I recommend you use the letter of credit if you have limited trust in the supplier.
However, this method of payment is not practical with EXW because, with this incoterm, you will have to pay the seller before you take the goods.
On the other hand, F terms call for trust, since if you cancel the transaction, your supplier will not have a bill of lading to issue to the bank.
D terms also need trust, since the seller is responsible for all the costs of transportation.
You realize, therefore, the best incoterms option to use with a letter of credit are the four C terms.
As you can realize, each Incoterm offers you distinct, concise rules that enable you to understand your responsibilities.
They explain any gray areas in agreements that can save you the unnecessary headaches when applied correctly.
By correctly applying Incoterms, you will be capable to form a harmonious partnership, ship and deliver your products more easily.
Now, it your turn.
Do you find it difficult to choose a suitable Incoterm?
Well, you can talk to us here at BanSar.
You can buy a copy of the Incoterms 2010 from the ICC website, or you may as well consult Bansar for in-depth advice.
Do not search anywhere further because you are at the home of Incoterms; I’m here to provide you with all the relevant information on Incoterms.
However, there exist several government organizations that provide seminars, webinars, and workshops related to the latest revision of Incoterms.
You would realize that from the definition, CIF terms come with insurance by default.
However, this should not be of much concern since you can always get insurance cover regardless of the Incoterms used.
That said, if it is not CIF, you should always instruct your carrier or forwarding agent to book insurance.
If not directed to do so, they will fail to insure your cargo.
I advise that you choose an incoterm that transports the goods as close to you as possible.

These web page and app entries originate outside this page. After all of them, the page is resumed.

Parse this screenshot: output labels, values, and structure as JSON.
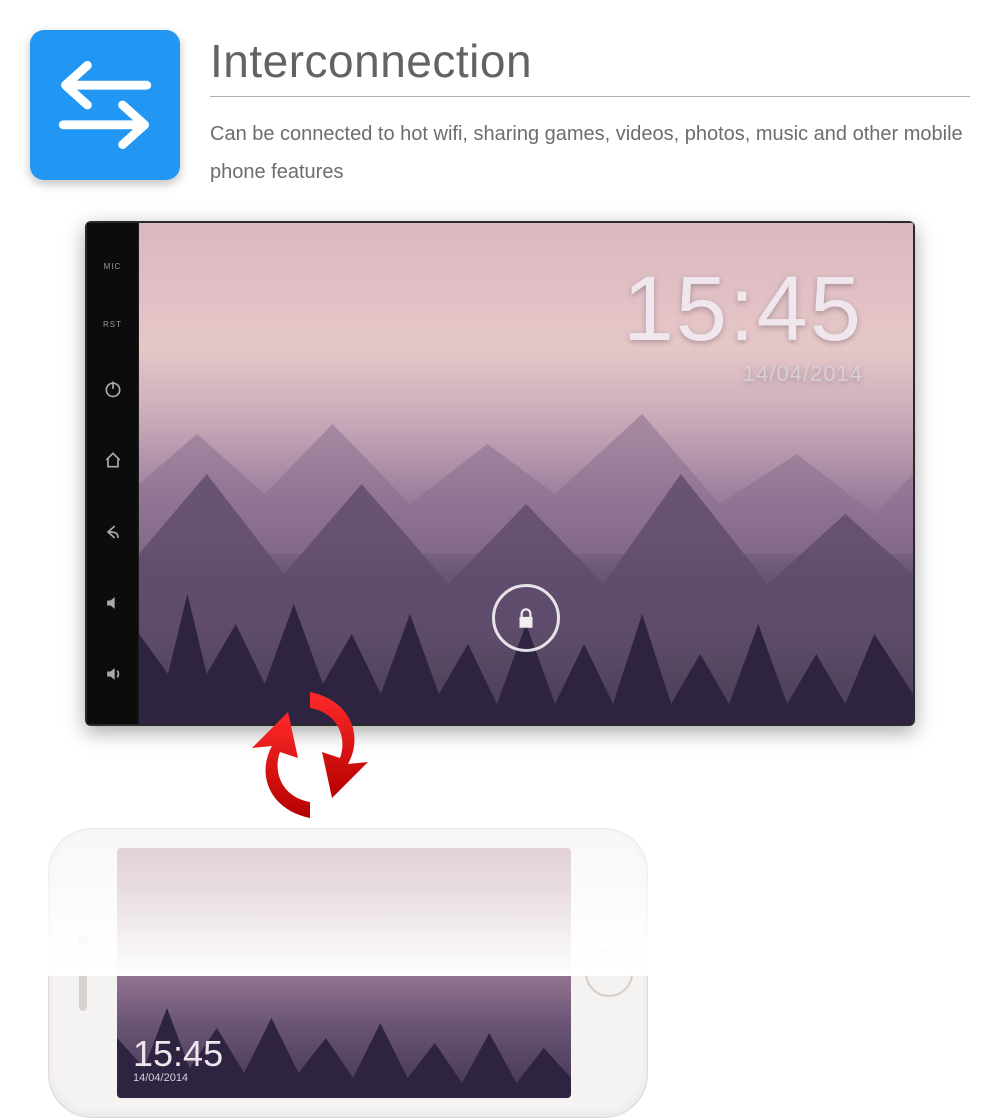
{
  "feature": {
    "icon_name": "swap-arrows-icon",
    "icon_color": "#2196f3",
    "title": "Interconnection",
    "description": "Can be connected to hot wifi, sharing games, videos, photos, music and other mobile phone features"
  },
  "device": {
    "side_labels": {
      "mic": "MIC",
      "rst": "RST"
    },
    "side_buttons": [
      "power",
      "home",
      "back",
      "volume-down",
      "volume-up"
    ],
    "clock": {
      "time": "15:45",
      "date": "14/04/2014"
    },
    "lock_icon": "lock-icon"
  },
  "sync_graphic": {
    "name": "sync-arrows-icon",
    "color": "#e20000"
  },
  "phone": {
    "clock": {
      "time": "15:45",
      "date": "14/04/2014"
    },
    "home_button": "home-button"
  }
}
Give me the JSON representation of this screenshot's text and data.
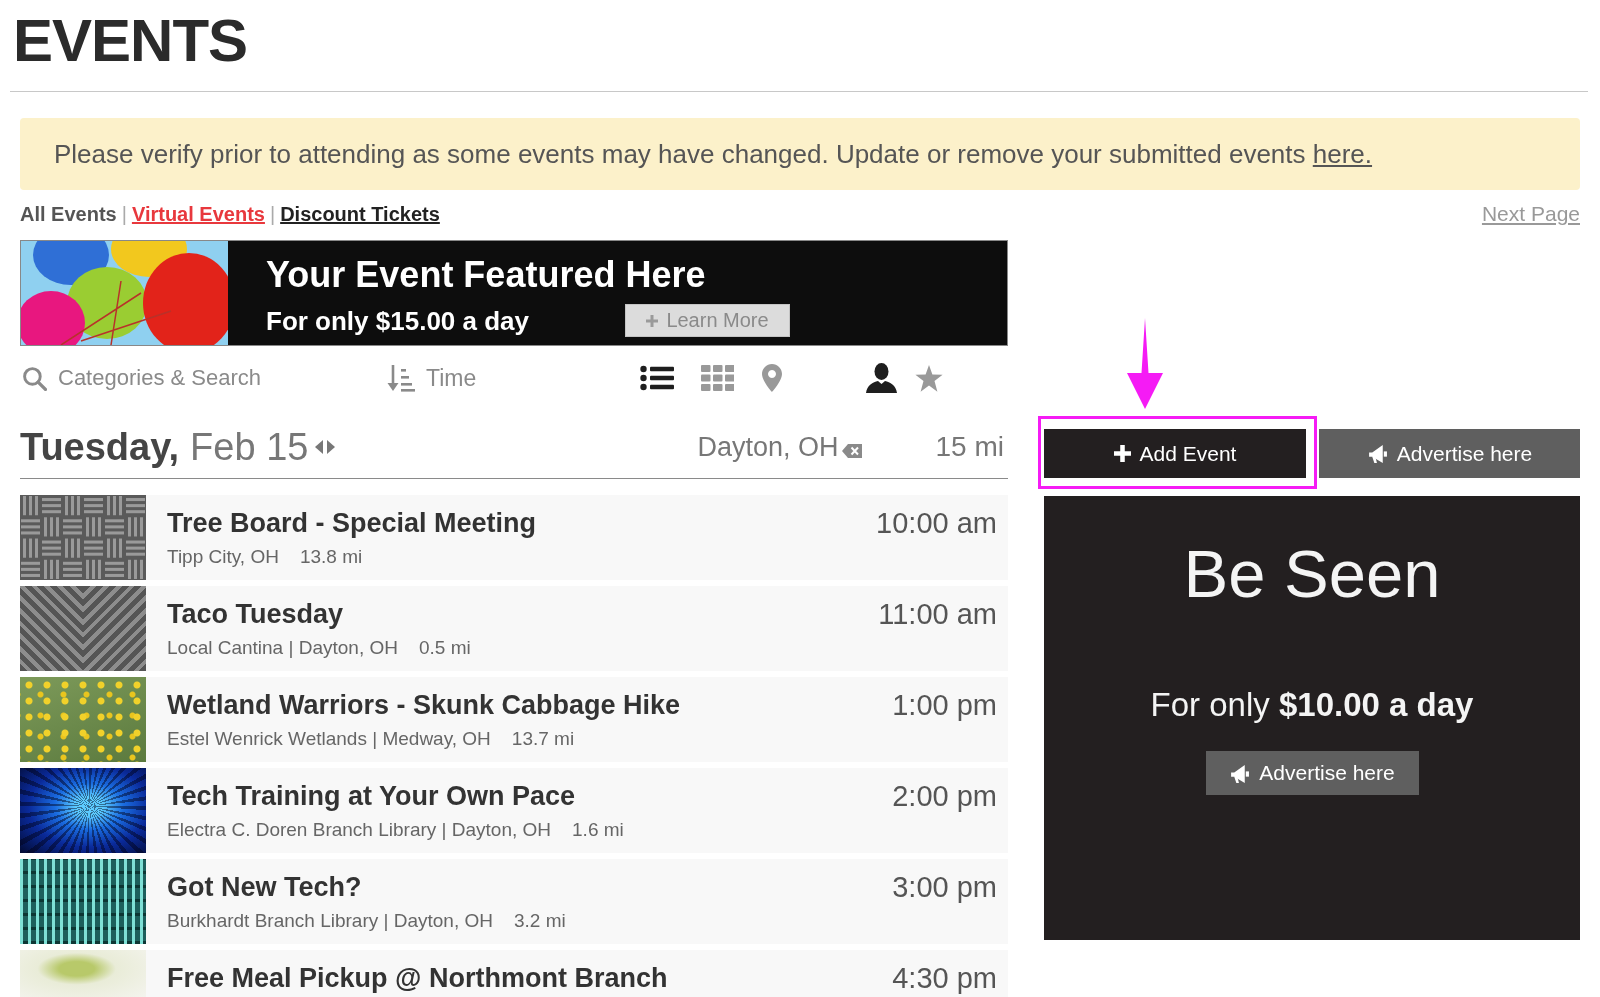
{
  "page_title": "EVENTS",
  "notice": {
    "text": "Please verify prior to attending as some events may have changed. Update or remove your submitted events",
    "link": "here."
  },
  "nav": {
    "links": [
      {
        "label": "All Events",
        "selected": true,
        "color": "#555555"
      },
      {
        "label": "Virtual Events",
        "selected": false,
        "color": "#e8383d"
      },
      {
        "label": "Discount Tickets",
        "selected": false,
        "color": "#222222"
      }
    ],
    "separator": "|",
    "next_page": "Next Page"
  },
  "featured_banner": {
    "title": "Your Event Featured Here",
    "subtitle": "For only $15.00 a day",
    "button": "Learn More"
  },
  "toolbar": {
    "search": {
      "placeholder": "Categories & Search"
    },
    "sort": "Time",
    "views": [
      {
        "kind": "list",
        "selected": true
      },
      {
        "kind": "grid",
        "selected": false
      },
      {
        "kind": "map",
        "selected": false
      }
    ],
    "filters": [
      {
        "kind": "person",
        "selected": true
      },
      {
        "kind": "star",
        "selected": false
      }
    ]
  },
  "date_header": {
    "weekday": "Tuesday,",
    "date": "Feb 15",
    "location": "Dayton, OH",
    "radius": "15 mi"
  },
  "events": [
    {
      "title": "Tree Board - Special Meeting",
      "place": "Tipp City, OH",
      "distance": "13.8 mi",
      "time": "10:00 am",
      "thumbnail": {
        "kind": "weave"
      }
    },
    {
      "title": "Taco Tuesday",
      "place": "Local Cantina | Dayton, OH",
      "distance": "0.5 mi",
      "time": "11:00 am",
      "thumbnail": {
        "kind": "chevron"
      }
    },
    {
      "title": "Wetland Warriors - Skunk Cabbage Hike",
      "place": "Estel Wenrick Wetlands | Medway, OH",
      "distance": "13.7 mi",
      "time": "1:00 pm",
      "thumbnail": {
        "kind": "flowers"
      }
    },
    {
      "title": "Tech Training at Your Own Pace",
      "place": "Electra C. Doren Branch Library | Dayton, OH",
      "distance": "1.6 mi",
      "time": "2:00 pm",
      "thumbnail": {
        "kind": "tunnel"
      }
    },
    {
      "title": "Got New Tech?",
      "place": "Burkhardt Branch Library | Dayton, OH",
      "distance": "3.2 mi",
      "time": "3:00 pm",
      "thumbnail": {
        "kind": "circuit"
      }
    },
    {
      "title": "Free Meal Pickup @ Northmont Branch",
      "time": "4:30 pm",
      "thumbnail": {
        "kind": "food"
      }
    }
  ],
  "sidebar": {
    "add_event_button": {
      "label": "Add Event",
      "highlighted": true
    },
    "advertise_button": "Advertise here",
    "ad": {
      "title": "Be Seen",
      "text": "For only **$10.00 a day**",
      "button": "Advertise here"
    }
  }
}
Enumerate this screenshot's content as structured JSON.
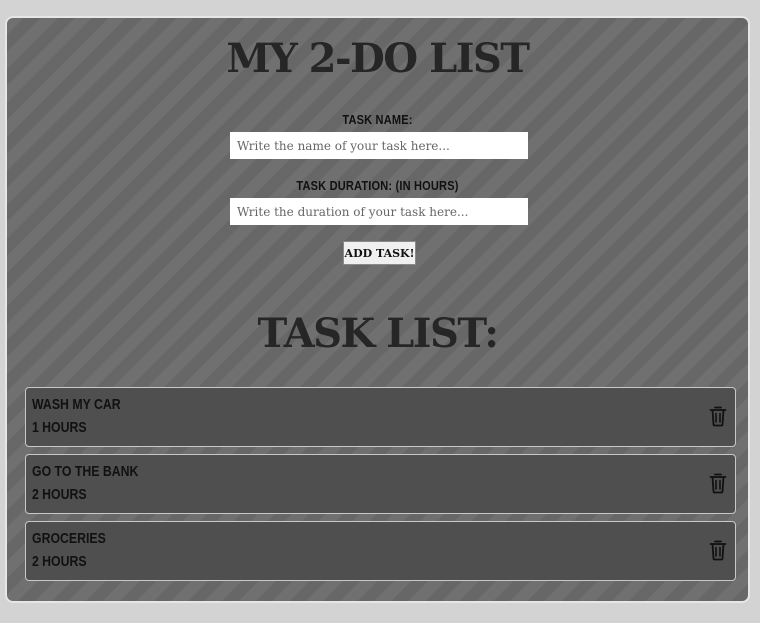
{
  "app": {
    "title": "My 2-Do List"
  },
  "form": {
    "name_label": "Task Name:",
    "name_placeholder": "Write the name of your task here...",
    "name_value": "",
    "duration_label": "Task Duration: (In Hours)",
    "duration_placeholder": "Write the duration of your task here...",
    "duration_value": "",
    "add_button_label": "Add Task!"
  },
  "task_list": {
    "title": "Task List:",
    "unit_label": "Hours",
    "delete_icon": "trash-icon",
    "items": [
      {
        "name": "Wash my car",
        "duration": "1"
      },
      {
        "name": "Go to the bank",
        "duration": "2"
      },
      {
        "name": "Groceries",
        "duration": "2"
      }
    ]
  },
  "colors": {
    "page_background": "#d3d3d3",
    "panel_background": "#6b6b6b",
    "task_background": "#4f4f4f",
    "text_dark": "#262626"
  }
}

This excludes FOB and EXW because, with the two, the seller is responsible for the goods when they are still in China.